Making the Most of Israel’s Renewed Relations with Morocco

Dec. 28 2022

On December 10, 2020, following on the heels of the Abraham Accords, Jerusalem and Rabat concluded an agreement to establish full diplomatic relations, reviving and expanding the low-level ties that emerged during the 1990s and were broken off during the second intifada. Simultaneously, the Moroccan government has invested in establishing Jewish museums—inaugurating two this year—and preserving historical Jewish sites. Pro-Palestinian sentiment nonetheless remains high in the country, and King Mohammed VI sees himself as the protector of the Palestinian people. Sam Millner, Morr Link, and Ofir Winter explain, and offer some suggestions to Israeli diplomats:

Attitudes toward Judaism are rooted in a broader agenda cultivated by King Mohammed VI to promote a national identity characterized by religious, cultural, and ethnic pluralism, as documented by the country’s 2011 constitution, which stipulates that Moroccan unity “is forged by the convergence of its Arab-Islamist, Berber [Amazigh], and Saharan-Hassanic components, nourished and enriched by its African, Andalusian, Hebraic, and Mediterranean influences.”

The positive momentum in Israel-Morocco relations cannot be taken for granted in light of the challenges that these relations face, chief among them Morocco’s position toward the Palestinians.

Israel should capitalize on the overlapping aspects of its history with Morocco to develop bilateral relations further, especially in civilian ties: in sports, academia, arts, and culture, where people-to-people connections are paramount. This way, the countries’ shared heritage and cultural affinity could serve as a lever for enhancing dialogue and cooperation.

A final recommendation stems from a broader understanding of the Abraham Accords and the values they embody. Hardline religious discourse encumbers the ability to promote dialogue and construct mutually respectful and tolerant narratives. Israeli representatives are therefore encouraged to promote ways to engage with Moroccan discourse on religious and cultural pluralism, and consider concrete policies and activities that could advance these ideas, such as promoting dialogue and coexistence between Jews and Muslims in Israel and beyond. Such policies could increase Israel’s ability to develop ties with Arab and Muslim countries—and benefit Israeli society as well.
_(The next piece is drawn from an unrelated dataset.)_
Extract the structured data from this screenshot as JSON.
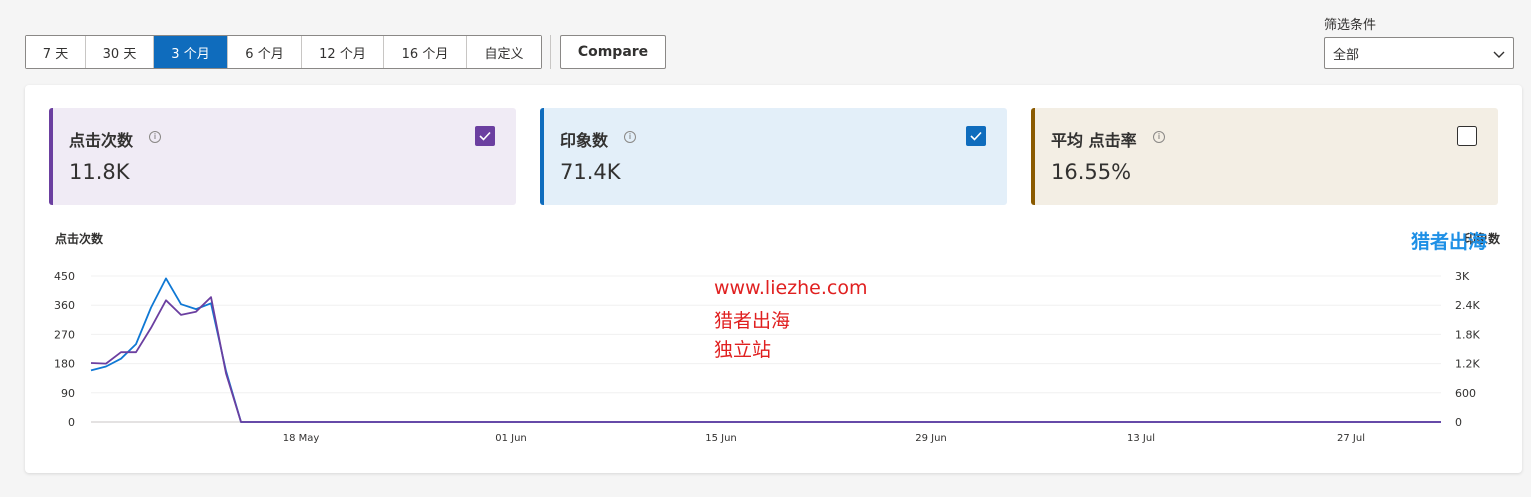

Read more at Institute for National Security Studies

More about: Abraham Accords, Israeli-Palestinian Conflict, Morocco

The U.S. Is Trying to Seduce Israel into Accepting a Bad Deal with Iran. Israel Should Say No

Last week, the International Atomic Energy Agency (IAEA) released its quarterly report on the Iranian nuclear program. According to an analysis by the Institute for Science and International Security, the Islamic Republic can now produce enough weapons-grade uranium to manufacture “five nuclear weapons in one month, seven in two months, and a total of eight in three months.” The IAEA also has reason to believe that Tehran has further nuclear capabilities that it has successfully hidden from inspectors. David M. Weinberg is concerned about Washington’s response:

Believe it or not, the Biden administration apparently is once again offering the mullahs of Tehran a sweetheart deal: the release of $10 billion or more in frozen Iranian assets and clemency for Iran’s near-breakout nuclear advances of recent years, in exchange for Iranian release of American hostages and warmed-over pious Iranian pledges to freeze the Shiite atomic-bomb program.

This month, intelligence photos showed Iran again digging tunnels at its Natanz nuclear site—supposedly deep enough to withstand an American or Israeli military strike. This tells us that Iran has something to hide, a clear sign that it has not given up on its quest for a nuclear bomb.

Meanwhile, Antony Blinken today completes a three-day visit to Saudi Arabia, where he is reportedly pressing the kingdom to enter the Abraham Accords. This is no coincidence, for reasons Weinberg explains:

Washington expects Israeli acquiescence in the emerging U.S. surrender to Iran in exchange for a series of other things important to Israel. These include U.S. backing for Israel against escalated Palestinian assaults expected this fall in UN forums, toning down U.S. criticism regarding settlement and security matters (at a time when the IDF is going to have to intensify its anti-terrorist operations in Judea and Samaria), an easing of U.S. pressures on Israel in connection with domestic matters (like judicial reform), a warm Washington visit for Prime Minister Netanyahu (which is not just a political concession but is rather critical to Israel’s overall deterrent posture), and most of all, significant American moves towards reconciliation with Saudi Arabia (which is critical to driving a breakthrough in Israeli-Saudi ties).

[But] even an expensive package of U.S. “concessions” to Saudi Arabia will not truly compensate for U.S. capitulation to Iran (something we know from experience will only embolden the hegemonic ambitions of the mullahs). And this capitulation will make it more difficult for the Saudis to embrace Israel publicly.

Read more at Israel Hayom

More about: Antony Blinken, Iran nuclear program, Israeli Security, Saudi Arabia, U.S.-Israel relationship